Today, as I was doing my devotions, I was reminded of how so much of my worry is about “fantasy situations”—the what if’s I stress over that never actually come true.  These anxious thoughts also always affect my worship.  It is just not possible to fret and praise at the same time.

In her book, Me, Myself and Lies, Jennifer Rothschild notes that the Old English and Old High German origins of our word “worry” mean “to strangle.”  Indeed, worry strangles us, choking out hope, joy, trust and, as it says in her book, “the life-giving truth that should be filling our thought closets” (p.23).

The Psalmist wrote, “Search me, O God, and know my heart; test me and know my anxious thoughts, See if there is any offensive way in me, and lead me in the way everlasting” (Psalm 139:23-24, NIV). I have always loved that verse and I copy it into my journal every time I read it in my devotional time.  Yet, it’s not something I find easy to do.

It’s difficult sometimes to hand over our thought lives to God.  Even though we know worry harms us and our relationship with God, we don’t want God to search our hearts and test our thoughts.  Somehow worrying makes us feel in control and we feel that handing over our anxieties means truly relinquishing any modicum of control we have in our lives.

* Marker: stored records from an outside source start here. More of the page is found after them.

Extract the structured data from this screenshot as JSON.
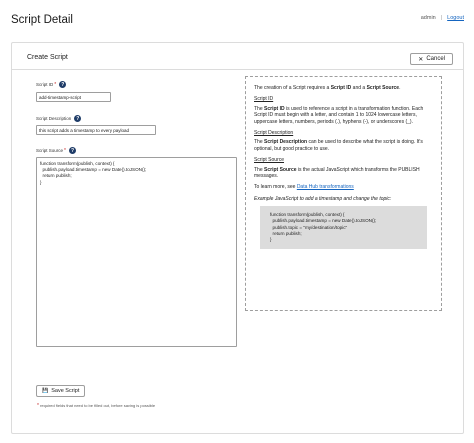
{
  "header": {
    "title": "Script Detail",
    "user": "admin",
    "separator": "|",
    "logout_label": "Logout"
  },
  "card": {
    "title": "Create Script",
    "cancel_label": "Cancel"
  },
  "form": {
    "id_label": "Script ID",
    "id_required_mark": "*",
    "id_value": "add-timestamp-script",
    "description_label": "Script Description",
    "description_value": "this script adds a timestamp to every payload",
    "source_label": "Script Source",
    "source_required_mark": "*",
    "source_value": "function transform(publish, context) {\n  publish.payload.timestamp = new Date().toJSON();\n  return publish;\n}",
    "save_label": "Save Script",
    "footnote_mark": "*",
    "footnote_text": "required fields that need to be filled out, before saving is possible"
  },
  "info": {
    "intro_pre": "The creation of a Script requires a ",
    "intro_b1": "Script ID",
    "intro_mid": " and a ",
    "intro_b2": "Script Source",
    "intro_end": ".",
    "id_heading": "Script ID",
    "id_pre": "The ",
    "id_b": "Script ID",
    "id_text": " is used to reference a script in a transformation function. Each Script ID must begin with a letter, and contain 1 to 1024 lowercase letters, uppercase letters, numbers, periods (.), hyphens (-), or underscores (_).",
    "desc_heading": "Script Description",
    "desc_pre": "The ",
    "desc_b": "Script Description",
    "desc_text": " can be used to describe what the script is doing. It's optional, but good practice to use.",
    "source_heading": "Script Source",
    "source_pre": "The ",
    "source_b": "Script Source",
    "source_text": " is the actual JavaScript which transforms the PUBLISH messages.",
    "learn_pre": "To learn more, see ",
    "learn_link": "Data Hub transformations",
    "example_caption": "Example JavaScript to add a timestamp and change the topic:",
    "example_code": "function transform(publish, context) {\n  publish.payload.timestamp = new Date().toJSON();\n  publish.topic = \"my/destination/topic\"\n  return publish;\n}"
  },
  "icons": {
    "help": "?",
    "cancel": "✕",
    "save": "💾"
  },
  "colors": {
    "help_icon": "#1f3c68",
    "link": "#1565c0",
    "required": "#c62828"
  }
}
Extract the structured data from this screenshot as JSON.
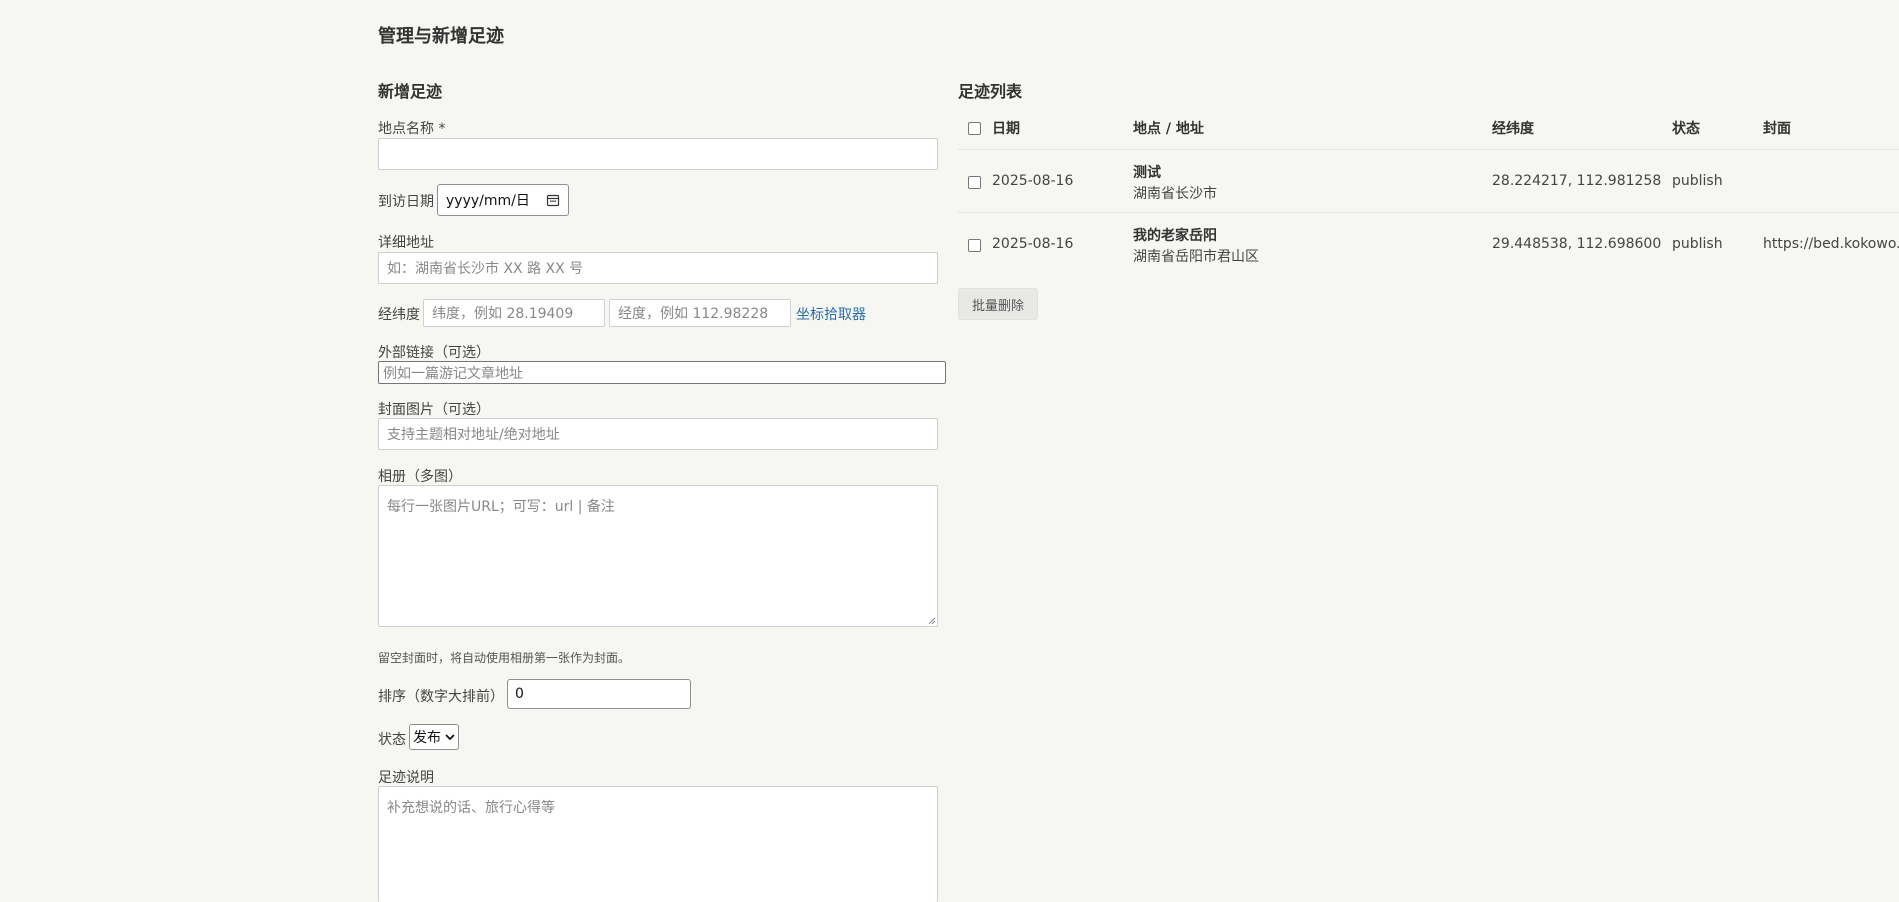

Thomas Merton said, “Anxiety comes from strain, and strain is caused by too complete a dependence on ourselves.”  It’s true that when it’s broken down, worry essentially is a lack of trust or dependence on God.  We’re telling Him—“we know that Scripture promises us You will provide, You will comfort, You will bring peace, You will be our Advocate, but I’d rather just depend on my ability to fix my circumstances.  Thanks anyway, God”

Chris Tiegreen in Worship The King goes one step even farther than that.  He calls our fear “anti-worship.”  In his devotional, he writes:

But we who worship God cannot praise him with such insecurities.  Our fears are a form of anti-worship–a clear declaration that our God might not have promised us enough, or might not be able to follow through on what He has promised.  Yes, He will let us go through hard things, but never outside of His timing or beyond His protection. So worship Him.  And don’t worry about it.

Refusing to worry, fret, stress, fear and be anxious doesn’t come to us naturally.  It is a discipline of the heart and mind.  We must reject anxious thoughts, deny our emotions the opportunity to take over our lives, and fill up with the truth of God’s Word and His promises to us.

In Psalm 94:19 it says, “In the multitude of my anxieties within me, Your comforts delight my soul.” Take delight in His comfort today and consciously choose trust over fear.

In Kathryn Scott’s song, At the Foot of the Cross, she sings, “I lay every burden down at the foot of the cross.”  That’s the best place for those burdens to be—not on our back, but at His feet.


Heather King is a wife, mom, Bible Study teacher, writer for and worship leader.  Most importantly, she is a Christ follower with a desire to help others apply the Bible to everyday life with all its mess, noise, and busyness.  To read more devotionals by Heather King, click here.

Copyright © 2011 Heather King